"The total is number is probably north of six now," said [one] American official, adding that the targets were in areas controlled by the Free Syrian Army, the main armed insurgent group.
It is not clear how many casualties resulted from the attacks by the Scuds — a class of Soviet-era missiles made famous by Saddam Hussein of Iraq during the first Persian Gulf war. But it appeared to be the first time that the Assad government had fired the missiles at targets inside Syria.
Advertisement

The news, which marks a pretty major escalation in the ongoing Syrian civil war, comes one day after that the Obama administration acknowledged a newly-formed opposition coalition as the legitimate representative of the Syrian people. Today, more than 100 nations attending a Friends of Syria meeting in Morocco announced their full recognition and political support for the opposition coalition.

Scud missiles are primarily defensive weapons, but they can be used to deliver chemical weapons long-range. That's why an unnamed official in the Obama administration described the attacks as a "significant escalation" in the 21-month Syrian conflict. The official also noted that the Assad regime appeared to be using the missiles to "target rebels hiding in playgrounds at schools."

Abby Ohlheiser is a Slate contributor.

TODAY IN SLATE

Justice Ginsburg’s Crucial Dissent in the Texas Voter ID Case

The Jarring Experience of Watching White Americans Speak Frankly About Race

How Facebook’s New Feature Could Come in Handy During a Disaster

The Most Ingenious Teaching Device Ever Invented

Sprawl, Decadence, and Environmental Ruin in Nevada

View From Chicago

You Should Be Able to Sell Your Kidney

Or at least trade it for something.

Space: The Next Generation

An All-Female Mission to Mars

As a NASA guinea pig, I verified that women would be cheaper to launch than men.

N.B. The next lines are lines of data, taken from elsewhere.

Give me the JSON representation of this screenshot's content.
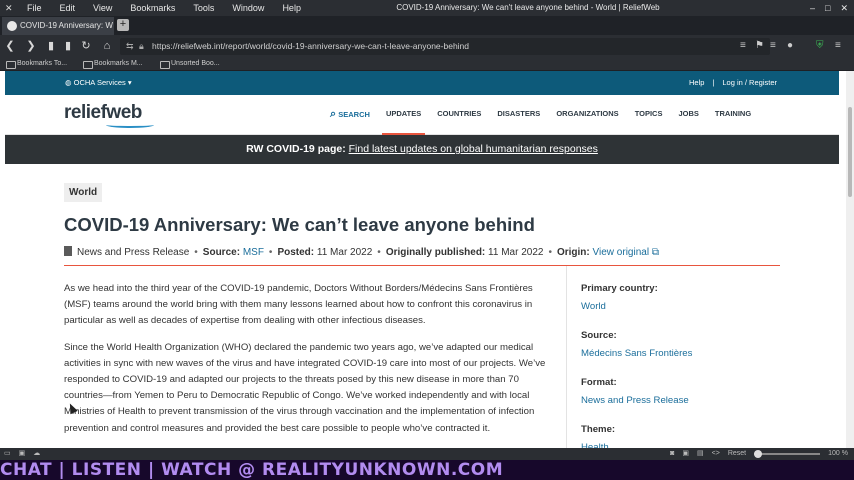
{
  "browser": {
    "menus": [
      "File",
      "Edit",
      "View",
      "Bookmarks",
      "Tools",
      "Window",
      "Help"
    ],
    "window_title": "COVID-19 Anniversary: We can't leave anyone behind - World | ReliefWeb",
    "tab_title": "COVID-19 Anniversary: W",
    "url": "https://reliefweb.int/report/world/covid-19-anniversary-we-can-t-leave-anyone-behind",
    "bookmarks": [
      "Bookmarks To...",
      "Bookmarks M...",
      "Unsorted Boo..."
    ],
    "status": {
      "zoom_reset": "Reset",
      "zoom": "100 %"
    }
  },
  "site": {
    "ocha_services": "OCHA Services",
    "help": "Help",
    "separator": "|",
    "login": "Log in / Register",
    "logo": "reliefweb",
    "nav": [
      "SEARCH",
      "UPDATES",
      "COUNTRIES",
      "DISASTERS",
      "ORGANIZATIONS",
      "TOPICS",
      "JOBS",
      "TRAINING"
    ],
    "banner": {
      "label": "RW COVID-19 page:",
      "link": "Find latest updates on global humanitarian responses"
    }
  },
  "article": {
    "tag": "World",
    "title": "COVID-19 Anniversary: We can’t leave anyone behind",
    "meta": {
      "type": "News and Press Release",
      "source_label": "Source:",
      "source": "MSF",
      "posted_label": "Posted:",
      "posted": "11 Mar 2022",
      "published_label": "Originally published:",
      "published": "11 Mar 2022",
      "origin_label": "Origin:",
      "origin": "View original"
    },
    "paragraphs": [
      "As we head into the third year of the COVID-19 pandemic, Doctors Without Borders/Médecins Sans Frontières (MSF) teams around the world bring with them many lessons learned about how to confront this coronavirus in particular as well as decades of expertise from dealing with other infectious diseases.",
      "Since the World Health Organization (WHO) declared the pandemic two years ago, we’ve adapted our medical activities in sync with new waves of the virus and have integrated COVID-19 care into most of our projects. We’ve responded to COVID-19 and adapted our projects to the threats posed by this new disease in more than 70 countries—from Yemen to Peru to Democratic Republic of Congo. We’ve worked independently and with local Ministries of Health to prevent transmission of the virus through vaccination and the implementation of infection prevention and control measures and provided the best care possible to people who’ve contracted it."
    ]
  },
  "sidebar": {
    "primary_country_label": "Primary country:",
    "primary_country": "World",
    "source_label": "Source:",
    "source": "Médecins Sans Frontières",
    "format_label": "Format:",
    "format": "News and Press Release",
    "theme_label": "Theme:",
    "theme": "Health"
  },
  "overlay_text": "CHAT | LISTEN | WATCH @ REALITYUNKNOWN.COM"
}
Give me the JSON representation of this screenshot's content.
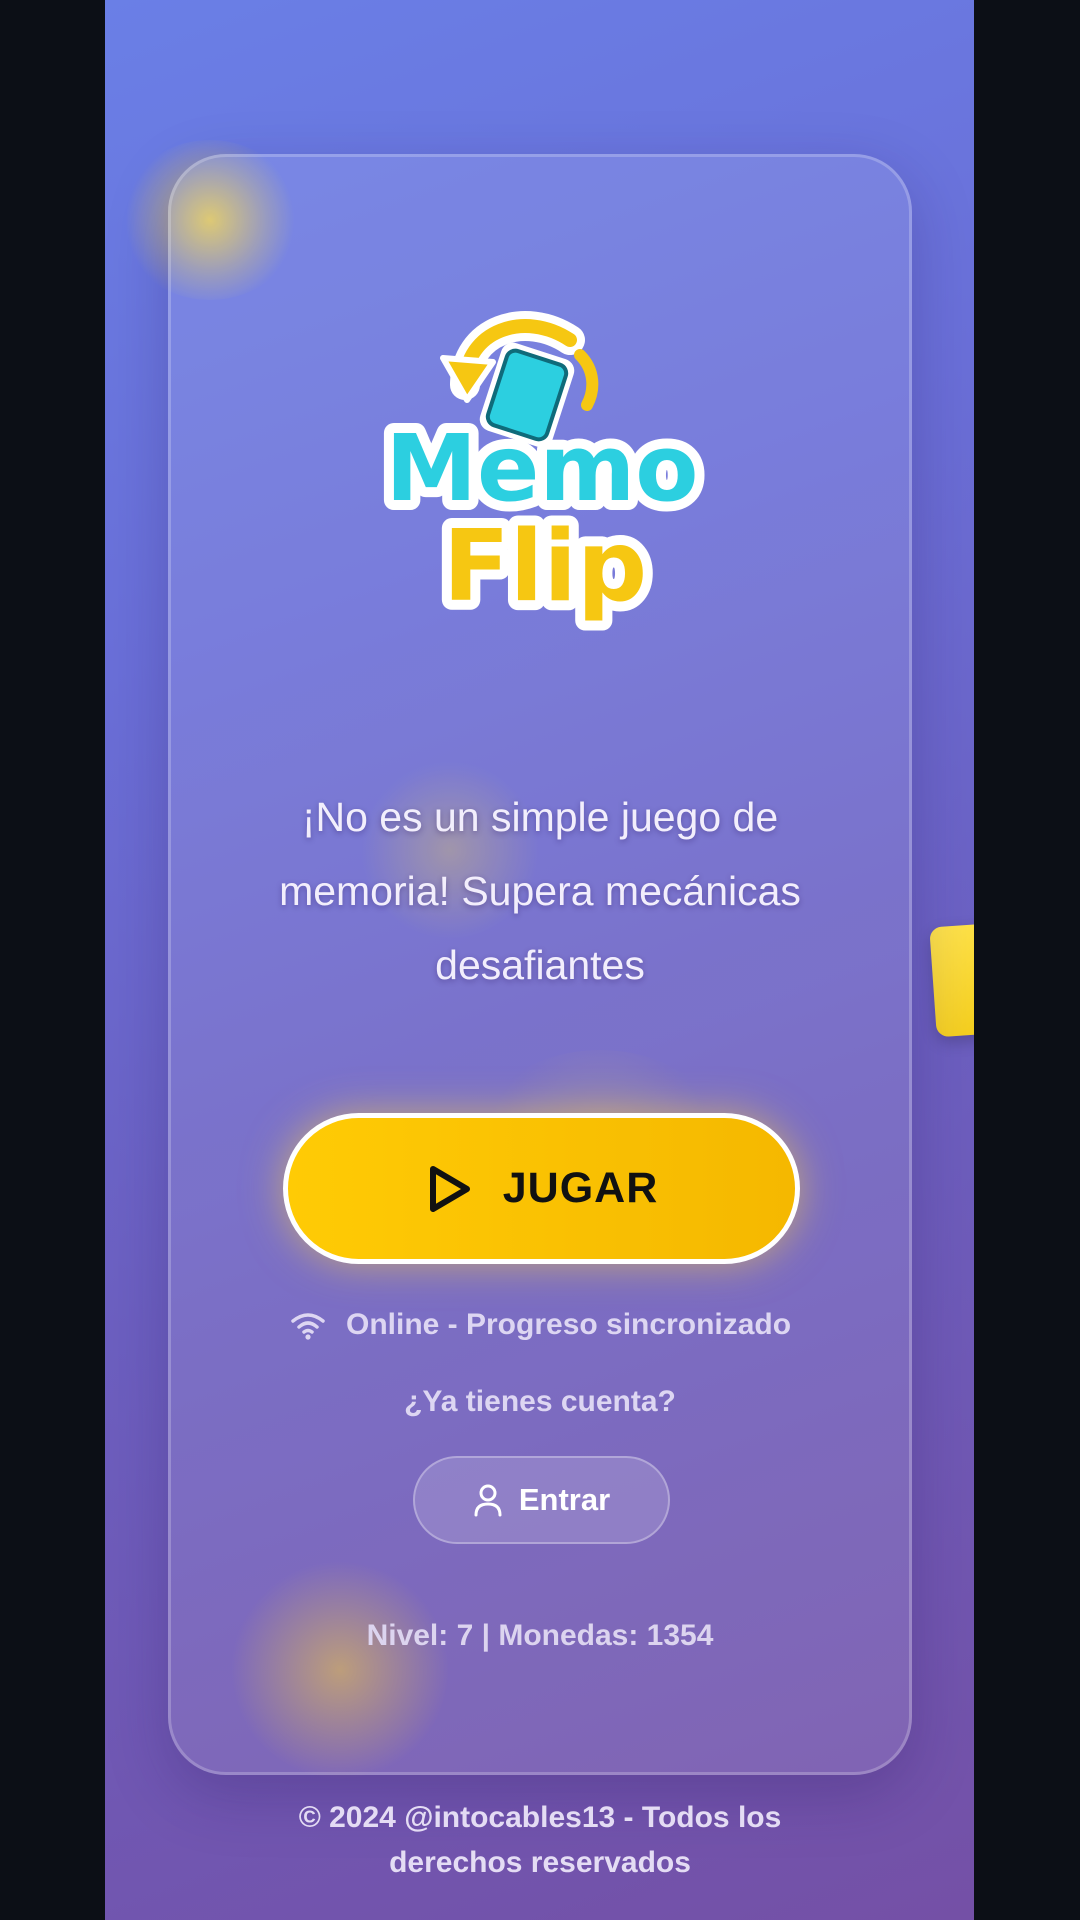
{
  "logo": {
    "line1": "Memo",
    "line2": "Flip",
    "icon": "flip-card-arrow-icon"
  },
  "tagline": "¡No es un simple juego de memoria! Supera mecánicas desafiantes",
  "play_button": {
    "label": "JUGAR",
    "icon": "play-icon"
  },
  "status": {
    "icon": "wifi-icon",
    "text": "Online - Progreso sincronizado"
  },
  "account": {
    "question": "¿Ya tienes cuenta?",
    "login_label": "Entrar",
    "login_icon": "user-icon"
  },
  "stats": "Nivel: 7 | Monedas: 1354",
  "footer": "© 2024 @intocables13 - Todos los derechos reservados",
  "colors": {
    "accent": "#ffcb05",
    "logo_teal": "#2ccfe0",
    "logo_yellow": "#f6c712",
    "background_top": "#6a7fe6",
    "background_bottom": "#7450a6"
  }
}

Terrorism, Immigration, and Ebola Are Combining Into a Supercluster of Anxiety

The Legal Loophole That Allows Microsoft to Seize Assets and Shut Down Companies

  News & Politics
Jurisprudence
Oct. 19 2014 1:05 PM Dawn Patrol Justice Ruth Bader Ginsburg’s critically important 5 a.m. wake-up call on voting rights.
  Business
Business Insider
Oct. 19 2014 11:40 AM Pot-Infused Halloween Candy Is a Worry in Colorado
  Life
Outward
Oct. 17 2014 5:26 PM Judge Begrudgingly Strikes Down Wyoming’s Gay Marriage Ban
  Double X
The XX Factor
Oct. 17 2014 4:23 PM A Former FBI Agent On Why It’s So Hard to Prosecute Gamergate Trolls
  Slate Plus
Slate Picks
Oct. 17 2014 1:33 PM What Happened at Slate This Week?  Senior editor David Haglund shares what intrigued him at the magazine. 
  Arts
Behold
Oct. 19 2014 4:33 PM Building Family Relationships in and out of Juvenile Detention Centers
  Technology
Future Tense
Oct. 17 2014 6:05 PM There Is No Better Use For Drones Than Star Wars Reenactments
  Health & Science
Space: The Next Generation
Oct. 19 2014 11:45 PM An All-Female Mission to Mars As a NASA guinea pig, I verified that women would be cheaper to launch than men.
  Sports
Sports Nut
Oct. 16 2014 2:03 PM Oh What a Relief It Is How the rise of the bullpen has changed baseball.